[ENTRIES SHOWN — start]

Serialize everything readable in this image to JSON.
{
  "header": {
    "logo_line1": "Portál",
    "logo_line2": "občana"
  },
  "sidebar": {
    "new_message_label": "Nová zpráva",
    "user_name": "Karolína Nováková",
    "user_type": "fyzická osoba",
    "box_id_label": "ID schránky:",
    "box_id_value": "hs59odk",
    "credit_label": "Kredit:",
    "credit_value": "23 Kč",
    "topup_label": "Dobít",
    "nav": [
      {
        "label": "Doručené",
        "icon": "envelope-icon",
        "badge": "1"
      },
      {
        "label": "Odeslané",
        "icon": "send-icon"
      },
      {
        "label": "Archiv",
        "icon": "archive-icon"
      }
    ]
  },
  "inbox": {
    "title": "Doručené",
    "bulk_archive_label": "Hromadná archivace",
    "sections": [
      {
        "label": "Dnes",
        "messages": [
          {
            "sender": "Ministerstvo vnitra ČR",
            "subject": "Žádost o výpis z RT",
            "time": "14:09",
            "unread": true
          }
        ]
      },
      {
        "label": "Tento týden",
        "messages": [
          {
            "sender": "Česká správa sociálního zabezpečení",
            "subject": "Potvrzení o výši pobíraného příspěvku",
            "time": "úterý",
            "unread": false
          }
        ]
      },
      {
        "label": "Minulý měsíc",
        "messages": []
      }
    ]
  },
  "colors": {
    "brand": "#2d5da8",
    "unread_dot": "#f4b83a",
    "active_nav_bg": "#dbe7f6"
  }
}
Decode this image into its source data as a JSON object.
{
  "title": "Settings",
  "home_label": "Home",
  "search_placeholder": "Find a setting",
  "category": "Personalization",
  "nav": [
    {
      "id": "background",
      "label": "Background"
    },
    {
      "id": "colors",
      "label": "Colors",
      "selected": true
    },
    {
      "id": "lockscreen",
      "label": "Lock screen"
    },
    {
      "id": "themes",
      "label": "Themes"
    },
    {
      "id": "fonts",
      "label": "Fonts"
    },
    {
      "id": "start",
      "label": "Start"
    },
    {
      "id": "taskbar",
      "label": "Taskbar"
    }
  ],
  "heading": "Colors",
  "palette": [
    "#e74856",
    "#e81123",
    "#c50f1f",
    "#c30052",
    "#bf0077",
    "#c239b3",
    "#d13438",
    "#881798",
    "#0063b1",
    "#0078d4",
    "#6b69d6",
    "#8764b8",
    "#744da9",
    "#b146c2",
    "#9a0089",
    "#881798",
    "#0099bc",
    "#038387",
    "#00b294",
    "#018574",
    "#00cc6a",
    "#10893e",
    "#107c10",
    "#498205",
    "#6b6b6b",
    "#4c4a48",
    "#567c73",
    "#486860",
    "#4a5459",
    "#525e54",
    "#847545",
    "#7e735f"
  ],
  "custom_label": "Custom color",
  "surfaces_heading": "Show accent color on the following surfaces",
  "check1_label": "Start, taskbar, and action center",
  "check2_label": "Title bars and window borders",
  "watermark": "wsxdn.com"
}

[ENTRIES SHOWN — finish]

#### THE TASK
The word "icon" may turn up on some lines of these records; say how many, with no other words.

#### SOLUTION TO THIS EXERCISE
3